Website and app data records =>
::::
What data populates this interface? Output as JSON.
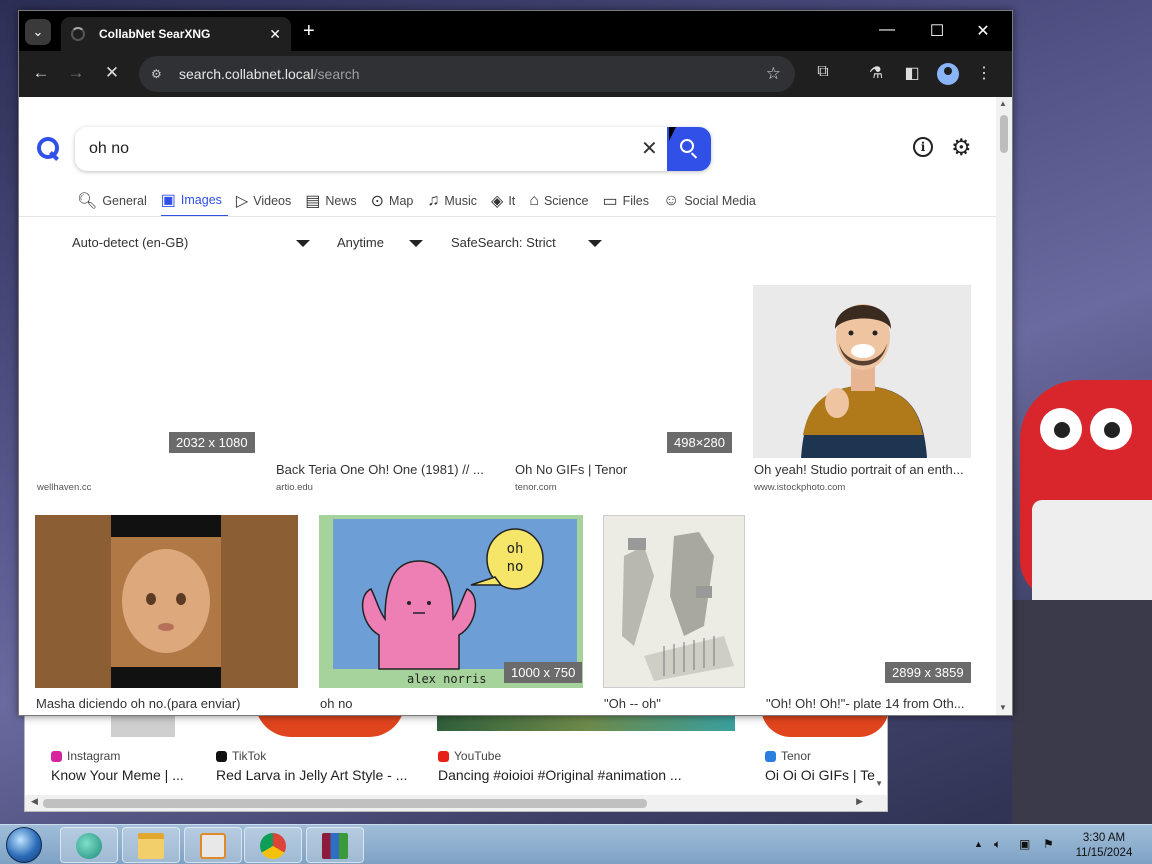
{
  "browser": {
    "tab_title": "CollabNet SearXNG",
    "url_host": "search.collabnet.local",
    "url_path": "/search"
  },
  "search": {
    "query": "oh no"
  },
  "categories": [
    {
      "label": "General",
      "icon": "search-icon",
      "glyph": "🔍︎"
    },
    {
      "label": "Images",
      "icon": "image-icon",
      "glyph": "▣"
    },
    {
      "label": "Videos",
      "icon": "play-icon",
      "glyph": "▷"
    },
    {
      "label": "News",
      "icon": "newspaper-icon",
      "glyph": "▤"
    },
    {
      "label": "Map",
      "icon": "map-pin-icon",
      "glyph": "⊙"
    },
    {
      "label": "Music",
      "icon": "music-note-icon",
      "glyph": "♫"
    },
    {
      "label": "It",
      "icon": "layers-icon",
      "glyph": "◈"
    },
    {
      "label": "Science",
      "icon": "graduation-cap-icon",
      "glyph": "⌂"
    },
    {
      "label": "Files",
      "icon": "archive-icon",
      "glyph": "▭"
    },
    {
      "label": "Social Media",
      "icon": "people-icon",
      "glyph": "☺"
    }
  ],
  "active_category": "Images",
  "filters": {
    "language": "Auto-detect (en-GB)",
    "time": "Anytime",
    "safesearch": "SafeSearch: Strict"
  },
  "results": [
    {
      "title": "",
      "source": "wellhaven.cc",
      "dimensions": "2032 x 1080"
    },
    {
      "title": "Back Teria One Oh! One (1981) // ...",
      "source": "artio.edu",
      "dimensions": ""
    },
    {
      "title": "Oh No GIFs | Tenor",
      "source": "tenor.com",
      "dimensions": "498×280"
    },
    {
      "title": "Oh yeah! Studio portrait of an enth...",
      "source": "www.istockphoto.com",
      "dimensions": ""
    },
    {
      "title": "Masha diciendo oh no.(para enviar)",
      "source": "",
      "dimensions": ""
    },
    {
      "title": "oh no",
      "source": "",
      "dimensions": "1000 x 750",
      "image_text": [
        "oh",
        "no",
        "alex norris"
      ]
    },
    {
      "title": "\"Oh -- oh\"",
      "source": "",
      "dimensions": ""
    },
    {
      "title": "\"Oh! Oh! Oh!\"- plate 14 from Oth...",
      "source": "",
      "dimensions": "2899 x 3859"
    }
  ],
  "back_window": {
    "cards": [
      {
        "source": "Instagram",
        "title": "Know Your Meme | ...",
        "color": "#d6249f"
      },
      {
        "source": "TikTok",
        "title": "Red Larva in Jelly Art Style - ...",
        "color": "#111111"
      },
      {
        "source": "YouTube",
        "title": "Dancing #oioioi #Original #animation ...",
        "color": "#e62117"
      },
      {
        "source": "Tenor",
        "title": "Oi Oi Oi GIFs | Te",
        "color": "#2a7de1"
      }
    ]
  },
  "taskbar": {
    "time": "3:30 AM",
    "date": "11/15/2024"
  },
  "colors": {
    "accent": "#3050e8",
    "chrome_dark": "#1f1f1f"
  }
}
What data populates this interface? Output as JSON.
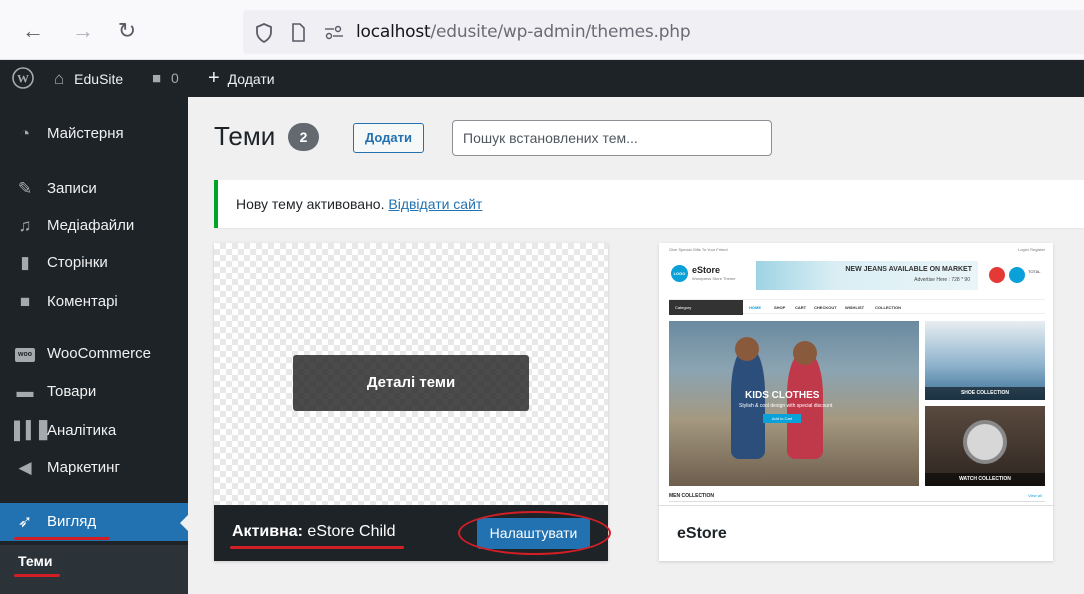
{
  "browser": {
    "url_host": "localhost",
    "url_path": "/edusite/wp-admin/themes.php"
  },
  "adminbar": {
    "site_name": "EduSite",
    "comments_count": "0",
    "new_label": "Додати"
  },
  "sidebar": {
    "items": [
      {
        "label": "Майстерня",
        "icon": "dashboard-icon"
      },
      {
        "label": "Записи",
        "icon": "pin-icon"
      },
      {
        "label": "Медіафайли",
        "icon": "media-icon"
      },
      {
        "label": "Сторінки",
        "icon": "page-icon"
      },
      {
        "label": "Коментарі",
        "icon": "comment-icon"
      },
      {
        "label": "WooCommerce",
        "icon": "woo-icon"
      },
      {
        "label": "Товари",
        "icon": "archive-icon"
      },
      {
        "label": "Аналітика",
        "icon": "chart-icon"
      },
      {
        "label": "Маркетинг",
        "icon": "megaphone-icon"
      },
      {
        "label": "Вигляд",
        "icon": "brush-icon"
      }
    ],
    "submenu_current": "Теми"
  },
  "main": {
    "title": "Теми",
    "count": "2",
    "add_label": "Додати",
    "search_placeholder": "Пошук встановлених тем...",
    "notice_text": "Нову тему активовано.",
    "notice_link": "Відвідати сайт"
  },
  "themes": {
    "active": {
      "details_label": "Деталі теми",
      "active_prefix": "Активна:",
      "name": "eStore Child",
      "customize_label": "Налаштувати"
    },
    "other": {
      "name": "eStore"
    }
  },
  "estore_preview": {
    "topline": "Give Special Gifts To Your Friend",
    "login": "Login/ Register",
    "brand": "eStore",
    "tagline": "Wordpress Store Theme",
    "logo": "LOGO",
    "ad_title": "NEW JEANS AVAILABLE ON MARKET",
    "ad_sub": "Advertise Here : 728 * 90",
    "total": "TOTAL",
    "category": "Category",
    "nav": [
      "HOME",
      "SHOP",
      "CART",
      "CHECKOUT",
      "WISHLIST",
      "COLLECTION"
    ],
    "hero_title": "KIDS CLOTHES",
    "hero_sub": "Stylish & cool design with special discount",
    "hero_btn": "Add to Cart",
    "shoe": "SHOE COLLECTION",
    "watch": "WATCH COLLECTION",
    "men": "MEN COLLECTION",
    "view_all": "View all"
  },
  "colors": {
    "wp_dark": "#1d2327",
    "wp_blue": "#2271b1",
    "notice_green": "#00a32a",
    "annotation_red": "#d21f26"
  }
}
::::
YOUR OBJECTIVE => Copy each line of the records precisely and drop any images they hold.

ANSWER SPACE =>
What data populates this interface? Output as JSON.
{
  "browser": {
    "tab_title": "CollabNet SearXNG",
    "url_host": "search.collabnet.local",
    "url_path": "/search"
  },
  "search": {
    "query": "oh no"
  },
  "categories": [
    {
      "label": "General",
      "icon": "search-icon",
      "glyph": "🔍︎"
    },
    {
      "label": "Images",
      "icon": "image-icon",
      "glyph": "▣"
    },
    {
      "label": "Videos",
      "icon": "play-icon",
      "glyph": "▷"
    },
    {
      "label": "News",
      "icon": "newspaper-icon",
      "glyph": "▤"
    },
    {
      "label": "Map",
      "icon": "map-pin-icon",
      "glyph": "⊙"
    },
    {
      "label": "Music",
      "icon": "music-note-icon",
      "glyph": "♫"
    },
    {
      "label": "It",
      "icon": "layers-icon",
      "glyph": "◈"
    },
    {
      "label": "Science",
      "icon": "graduation-cap-icon",
      "glyph": "⌂"
    },
    {
      "label": "Files",
      "icon": "archive-icon",
      "glyph": "▭"
    },
    {
      "label": "Social Media",
      "icon": "people-icon",
      "glyph": "☺"
    }
  ],
  "active_category": "Images",
  "filters": {
    "language": "Auto-detect (en-GB)",
    "time": "Anytime",
    "safesearch": "SafeSearch: Strict"
  },
  "results": [
    {
      "title": "",
      "source": "wellhaven.cc",
      "dimensions": "2032 x 1080"
    },
    {
      "title": "Back Teria One Oh! One (1981) // ...",
      "source": "artio.edu",
      "dimensions": ""
    },
    {
      "title": "Oh No GIFs | Tenor",
      "source": "tenor.com",
      "dimensions": "498×280"
    },
    {
      "title": "Oh yeah! Studio portrait of an enth...",
      "source": "www.istockphoto.com",
      "dimensions": ""
    },
    {
      "title": "Masha diciendo oh no.(para enviar)",
      "source": "",
      "dimensions": ""
    },
    {
      "title": "oh no",
      "source": "",
      "dimensions": "1000 x 750",
      "image_text": [
        "oh",
        "no",
        "alex norris"
      ]
    },
    {
      "title": "\"Oh -- oh\"",
      "source": "",
      "dimensions": ""
    },
    {
      "title": "\"Oh! Oh! Oh!\"- plate 14 from Oth...",
      "source": "",
      "dimensions": "2899 x 3859"
    }
  ],
  "back_window": {
    "cards": [
      {
        "source": "Instagram",
        "title": "Know Your Meme | ...",
        "color": "#d6249f"
      },
      {
        "source": "TikTok",
        "title": "Red Larva in Jelly Art Style - ...",
        "color": "#111111"
      },
      {
        "source": "YouTube",
        "title": "Dancing #oioioi #Original #animation ...",
        "color": "#e62117"
      },
      {
        "source": "Tenor",
        "title": "Oi Oi Oi GIFs | Te",
        "color": "#2a7de1"
      }
    ]
  },
  "taskbar": {
    "time": "3:30 AM",
    "date": "11/15/2024"
  },
  "colors": {
    "accent": "#3050e8",
    "chrome_dark": "#1f1f1f"
  }
}
What data populates this interface? Output as JSON.
{
  "browser": {
    "url_host": "localhost",
    "url_path": "/edusite/wp-admin/themes.php"
  },
  "adminbar": {
    "site_name": "EduSite",
    "comments_count": "0",
    "new_label": "Додати"
  },
  "sidebar": {
    "items": [
      {
        "label": "Майстерня",
        "icon": "dashboard-icon"
      },
      {
        "label": "Записи",
        "icon": "pin-icon"
      },
      {
        "label": "Медіафайли",
        "icon": "media-icon"
      },
      {
        "label": "Сторінки",
        "icon": "page-icon"
      },
      {
        "label": "Коментарі",
        "icon": "comment-icon"
      },
      {
        "label": "WooCommerce",
        "icon": "woo-icon"
      },
      {
        "label": "Товари",
        "icon": "archive-icon"
      },
      {
        "label": "Аналітика",
        "icon": "chart-icon"
      },
      {
        "label": "Маркетинг",
        "icon": "megaphone-icon"
      },
      {
        "label": "Вигляд",
        "icon": "brush-icon"
      }
    ],
    "submenu_current": "Теми"
  },
  "main": {
    "title": "Теми",
    "count": "2",
    "add_label": "Додати",
    "search_placeholder": "Пошук встановлених тем...",
    "notice_text": "Нову тему активовано.",
    "notice_link": "Відвідати сайт"
  },
  "themes": {
    "active": {
      "details_label": "Деталі теми",
      "active_prefix": "Активна:",
      "name": "eStore Child",
      "customize_label": "Налаштувати"
    },
    "other": {
      "name": "eStore"
    }
  },
  "estore_preview": {
    "topline": "Give Special Gifts To Your Friend",
    "login": "Login/ Register",
    "brand": "eStore",
    "tagline": "Wordpress Store Theme",
    "logo": "LOGO",
    "ad_title": "NEW JEANS AVAILABLE ON MARKET",
    "ad_sub": "Advertise Here : 728 * 90",
    "total": "TOTAL",
    "category": "Category",
    "nav": [
      "HOME",
      "SHOP",
      "CART",
      "CHECKOUT",
      "WISHLIST",
      "COLLECTION"
    ],
    "hero_title": "KIDS CLOTHES",
    "hero_sub": "Stylish & cool design with special discount",
    "hero_btn": "Add to Cart",
    "shoe": "SHOE COLLECTION",
    "watch": "WATCH COLLECTION",
    "men": "MEN COLLECTION",
    "view_all": "View all"
  },
  "colors": {
    "wp_dark": "#1d2327",
    "wp_blue": "#2271b1",
    "notice_green": "#00a32a",
    "annotation_red": "#d21f26"
  }
}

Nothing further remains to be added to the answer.